For many speakers and learners of English, the word "Oxford" spells authority about language. The second edition of the Oxford Dictionary of English
is no exception. Any dictionary which comes from Oxford University Press (whose origins lie in the Middle Ages, the foundation of the university and the dawn of printing) tends to be in a different league from its competitors.
Based on the "Oxford English Corpus", language databases, which amount to "hundreds of millions of words of written and spoken English in machine-readable form", this hefty single-volume dictionary has four million words of text. That includes 355,000 words phrases and definitions, 12,000 encyclopaedic entries and 68,000 explanations. The statistics are mind blowing.

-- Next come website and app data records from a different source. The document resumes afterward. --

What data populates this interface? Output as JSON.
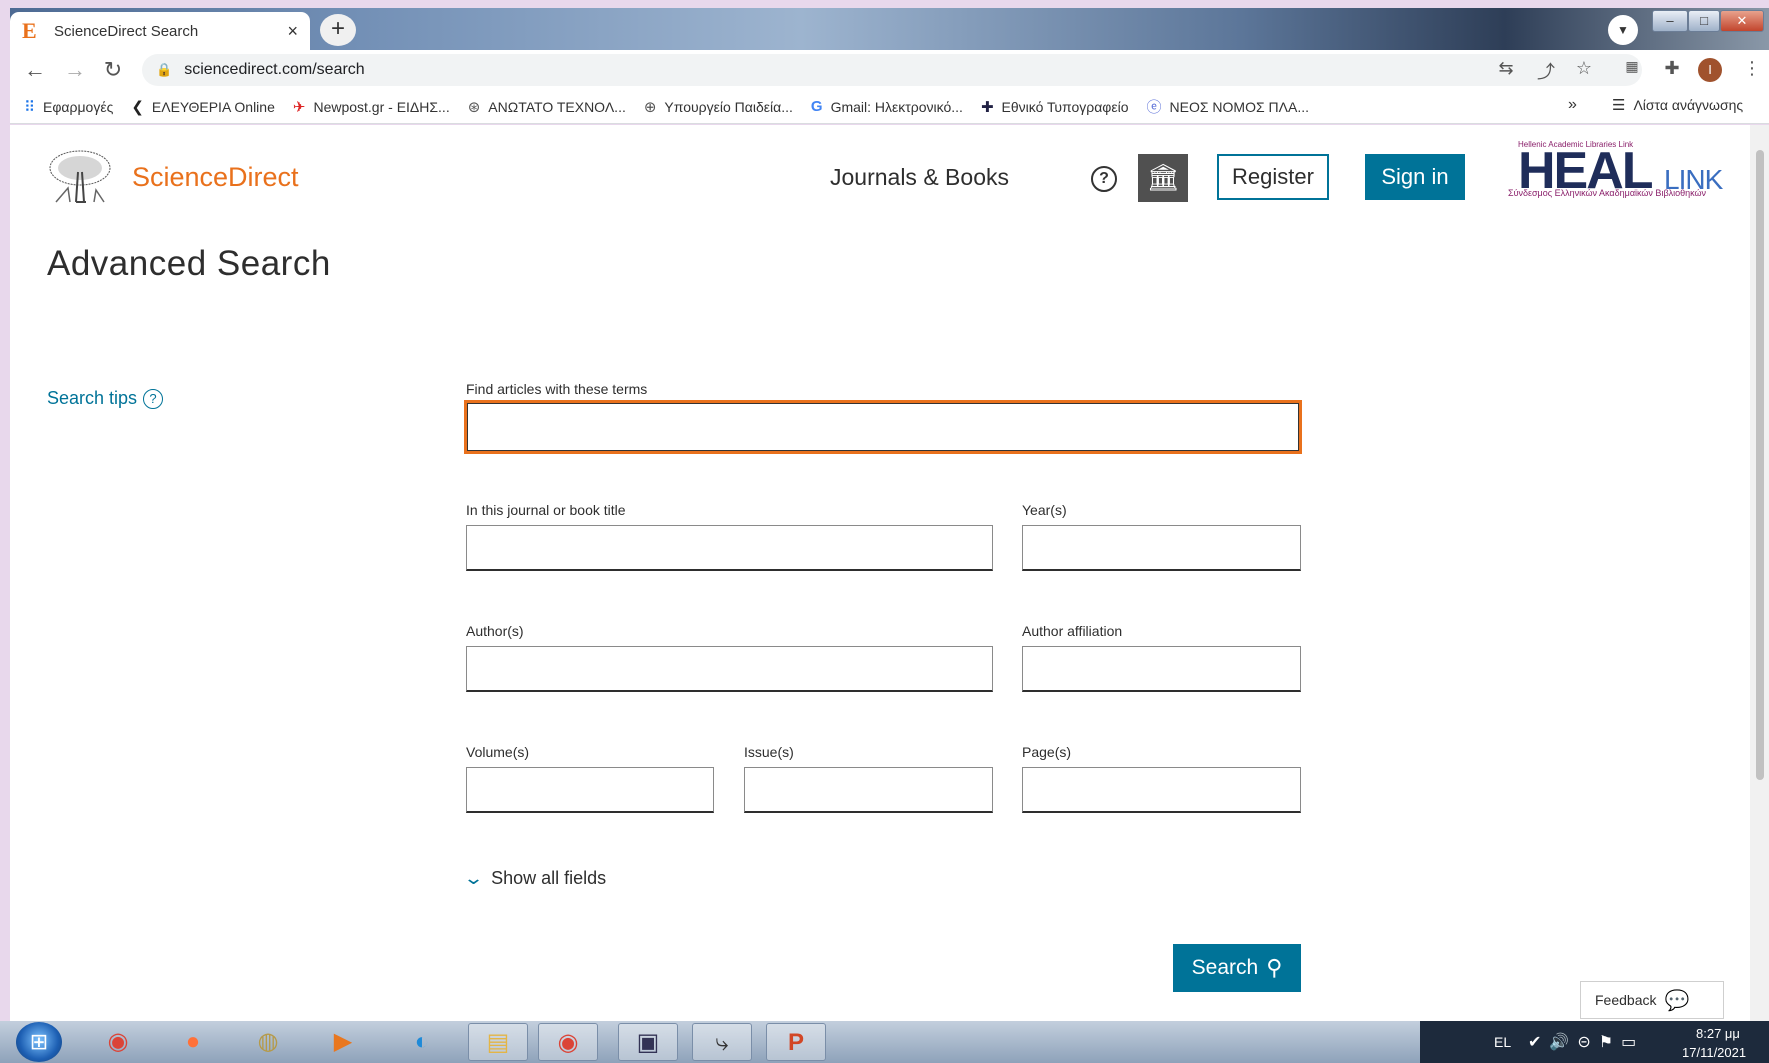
{
  "browser": {
    "tab_title": "ScienceDirect Search",
    "tab_favicon": "E",
    "tab_close": "×",
    "new_tab": "+",
    "url": "sciencedirect.com/search",
    "window_controls": {
      "minimize": "–",
      "maximize": "□",
      "close": "✕"
    },
    "avatar_letter": "I",
    "bookmarks": [
      {
        "icon": "apps-grid-icon",
        "label": "Εφαρμογές"
      },
      {
        "icon": "arrow-logo-icon",
        "label": "ΕΛΕΥΘΕΡΙΑ Online"
      },
      {
        "icon": "newpost-logo-icon",
        "label": "Newpost.gr - ΕΙΔΗΣ..."
      },
      {
        "icon": "university-seal-icon",
        "label": "ΑΝΩΤΑΤΟ ΤΕΧΝΟΛ..."
      },
      {
        "icon": "ministry-seal-icon",
        "label": "Υπουργείο Παιδεία..."
      },
      {
        "icon": "google-icon",
        "label": "Gmail: Ηλεκτρονικό..."
      },
      {
        "icon": "national-press-icon",
        "label": "Εθνικό Τυπογραφείο"
      },
      {
        "icon": "edge-icon",
        "label": "ΝΕΟΣ ΝΟΜΟΣ ΠΛΑ..."
      }
    ],
    "bookmarks_overflow": "»",
    "reading_list": "Λίστα ανάγνωσης"
  },
  "header": {
    "brand": "ScienceDirect",
    "nav_journals": "Journals & Books",
    "help": "?",
    "register": "Register",
    "sign_in": "Sign in",
    "heal_small": "Hellenic Academic Libraries Link",
    "heal_main": "HEAL",
    "heal_link": "LINK",
    "heal_sub": "Σύνδεσμος Ελληνικών Ακαδημαϊκών Βιβλιοθηκών"
  },
  "page": {
    "title": "Advanced Search",
    "search_tips": "Search tips",
    "search_tips_icon": "?"
  },
  "form": {
    "terms_label": "Find articles with these terms",
    "terms_value": "",
    "journal_label": "In this journal or book title",
    "journal_value": "",
    "years_label": "Year(s)",
    "years_value": "",
    "authors_label": "Author(s)",
    "authors_value": "",
    "affiliation_label": "Author affiliation",
    "affiliation_value": "",
    "volume_label": "Volume(s)",
    "volume_value": "",
    "issue_label": "Issue(s)",
    "issue_value": "",
    "pages_label": "Page(s)",
    "pages_value": "",
    "show_all": "Show all fields",
    "search_button": "Search"
  },
  "feedback": "Feedback",
  "taskbar": {
    "apps": [
      "start-icon",
      "chrome-icon",
      "firefox-icon",
      "app-icon",
      "media-player-icon",
      "edge-icon",
      "file-explorer-icon",
      "chrome-icon",
      "network-app-icon",
      "shortcut-app-icon",
      "powerpoint-icon"
    ],
    "language": "EL",
    "time": "8:27 μμ",
    "date": "17/11/2021"
  },
  "colors": {
    "brand_orange": "#e9711c",
    "accent_blue": "#007398",
    "institution_grey": "#505050"
  }
}
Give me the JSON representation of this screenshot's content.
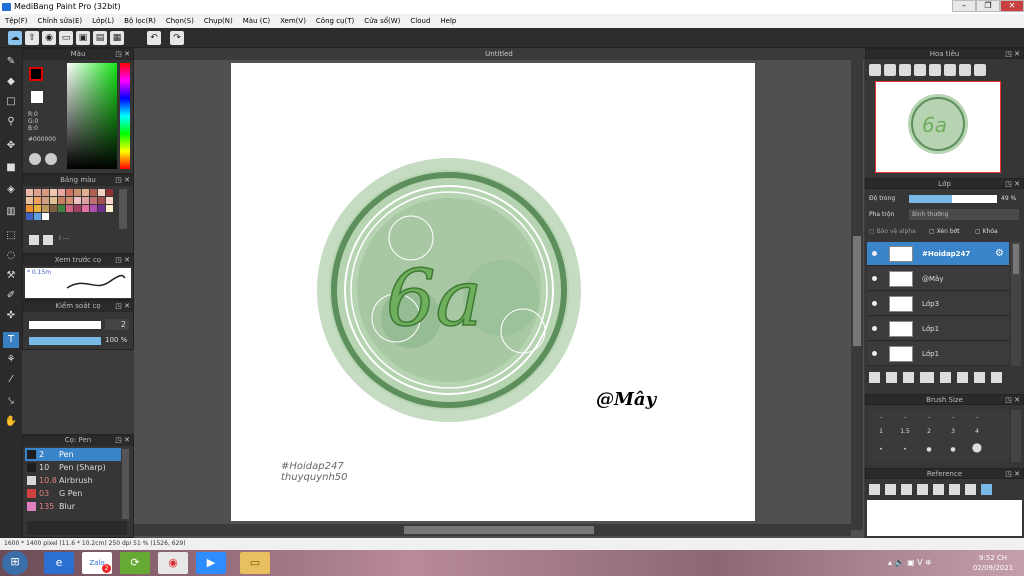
{
  "titlebar": {
    "title": "MediBang Paint Pro (32bit)"
  },
  "menu": [
    "Tệp(F)",
    "Chỉnh sửa(E)",
    "Lớp(L)",
    "Bộ lọc(R)",
    "Chọn(S)",
    "Chụp(N)",
    "Màu (C)",
    "Xem(V)",
    "Công cụ(T)",
    "Cửa sổ(W)",
    "Cloud",
    "Help"
  ],
  "color_panel": {
    "title": "Màu",
    "r": "R:0",
    "g": "G:0",
    "b": "B:0",
    "hex": "#000000",
    "fg": "#e00000",
    "bg": "#ffffff"
  },
  "palette_panel": {
    "title": "Bảng màu",
    "extra": "I ---"
  },
  "brush_preview_panel": {
    "title": "Xem trước cọ",
    "size_label": "* 0.15m"
  },
  "brush_control_panel": {
    "title": "Kiểm soát cọ",
    "size": "2",
    "opacity": "100 %"
  },
  "brush_list_panel": {
    "title": "Cọ: Pen",
    "items": [
      {
        "size": "2",
        "name": "Pen",
        "swatch": "#1e1e1e",
        "selected": true
      },
      {
        "size": "10",
        "name": "Pen (Sharp)",
        "swatch": "#1e1e1e",
        "selected": false
      },
      {
        "size": "10.8",
        "name": "Airbrush",
        "swatch": "#d8d8d8",
        "selected": false
      },
      {
        "size": "03",
        "name": "G Pen",
        "swatch": "#d04040",
        "selected": false
      },
      {
        "size": "135",
        "name": "Blur",
        "swatch": "#e080c0",
        "selected": false
      }
    ]
  },
  "canvas": {
    "tab": "Untitled",
    "watermark1": "@Mây",
    "watermark2": "#Hoidap247",
    "watermark3": "thuyquynh50"
  },
  "navigator": {
    "title": "Hoa tiêu"
  },
  "layer_panel": {
    "title": "Lớp",
    "opacity_label": "Độ trong",
    "opacity_value": "49 %",
    "opacity": 0.49,
    "blend_label": "Pha trộn",
    "blend_value": "Bình thường",
    "protect_alpha": "Bảo vệ alpha",
    "clipping": "Xén bớt",
    "lock": "Khóa",
    "layers": [
      {
        "name": "#Hoidap247",
        "selected": true
      },
      {
        "name": "@Mây",
        "selected": false
      },
      {
        "name": "Lớp3",
        "selected": false
      },
      {
        "name": "Lớp1",
        "selected": false
      },
      {
        "name": "Lớp1",
        "selected": false
      }
    ]
  },
  "brush_size_panel": {
    "title": "Brush Size",
    "row1": [
      "-",
      "-",
      "-",
      "-",
      "-"
    ],
    "row2": [
      "1",
      "1.5",
      "2",
      "3",
      "4"
    ]
  },
  "reference_panel": {
    "title": "Reference"
  },
  "status": {
    "text": "1600 * 1400 pixel  (11.6 * 10.2cm)  250 dpi  51 %  (1526, 629)"
  },
  "taskbar": {
    "time": "9:52 CH",
    "date": "02/09/2021",
    "zalo_badge": "2"
  }
}
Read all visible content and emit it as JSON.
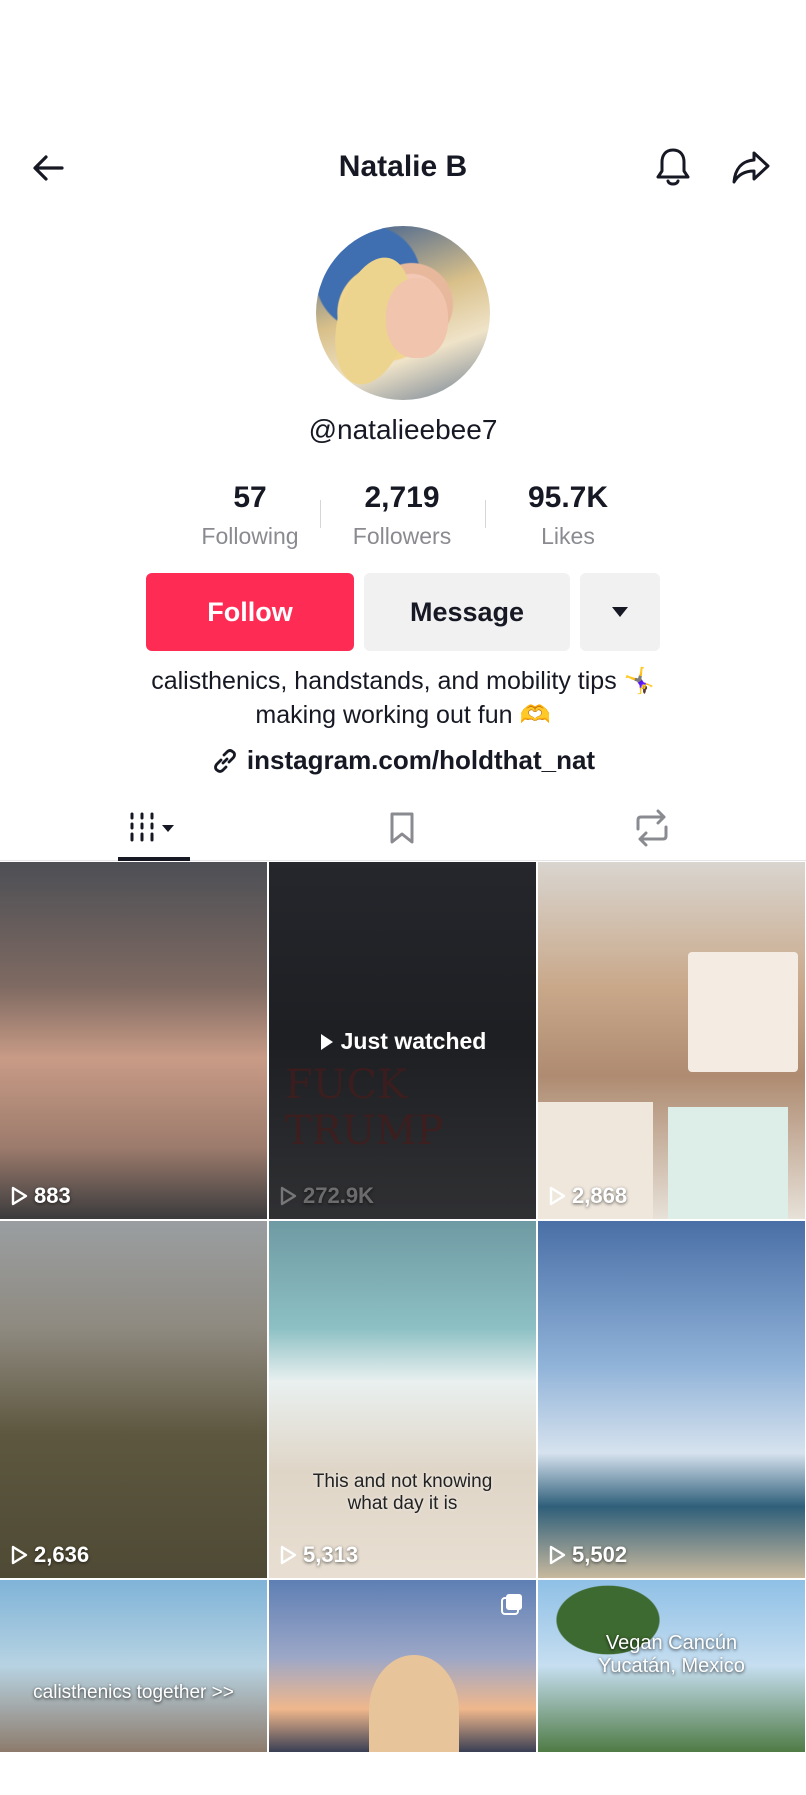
{
  "header": {
    "title": "Natalie B"
  },
  "profile": {
    "username": "@natalieebee7",
    "stats": [
      {
        "value": "57",
        "label": "Following"
      },
      {
        "value": "2,719",
        "label": "Followers"
      },
      {
        "value": "95.7K",
        "label": "Likes"
      }
    ],
    "buttons": {
      "follow": "Follow",
      "message": "Message"
    },
    "bio_line1": "calisthenics, handstands, and mobility tips 🤸‍♀️",
    "bio_line2": "making working out fun 🫶",
    "link": "instagram.com/holdthat_nat"
  },
  "tabs": [
    {
      "icon": "videos-grid-icon",
      "selected": true
    },
    {
      "icon": "bookmark-icon",
      "selected": false
    },
    {
      "icon": "repost-icon",
      "selected": false
    }
  ],
  "videos": [
    {
      "views": "883"
    },
    {
      "views": "272.9K",
      "overlay": "Just watched",
      "graffiti": "FUCK TRUMP"
    },
    {
      "views": "2,868"
    },
    {
      "views": "2,636"
    },
    {
      "views": "5,313",
      "caption": "This and not knowing what day it is"
    },
    {
      "views": "5,502"
    },
    {
      "caption": "calisthenics together >>"
    },
    {
      "icon": "multi-photo-icon"
    },
    {
      "caption": "Vegan Cancún Yucatán, Mexico"
    }
  ],
  "colors": {
    "follow": "#fe2c55",
    "text": "#161823",
    "muted": "#8a8b91"
  }
}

Like all good dictionaries it's bang up to date. "Greasy spoon", "data smog" and "WMD" are all here, scrupulously glossed. So, of course are wonderful, old, near-obsolete words like "editrice" and "bouffant". Plenty of proper names get in too. Did you know that a "Queensland blue" is a cattle dog with a dark speckled body as opposed to a "Queensland nut" which is another name for the macadamia nut?
Like other new dictionaries the Oxford Dictionary of English provides boxed usage notes which point up, say, the difference between "pedal" and "peddle" or discuss the vexed old question of whether infinitives may be split. More unusual are the 14 detailed appendices on, for example, English in electronic communications, collective nouns and proof-reading marks. Most useful of all is probably the "Guide to Good English" which manages to be both admirably concise and immaculately clear. --Susan Elkin
--This text refers to an out of print or unavailable edition of this title.
The Oxford Dictionary of English is more than a dictionary. Every school should own one. (El Gazette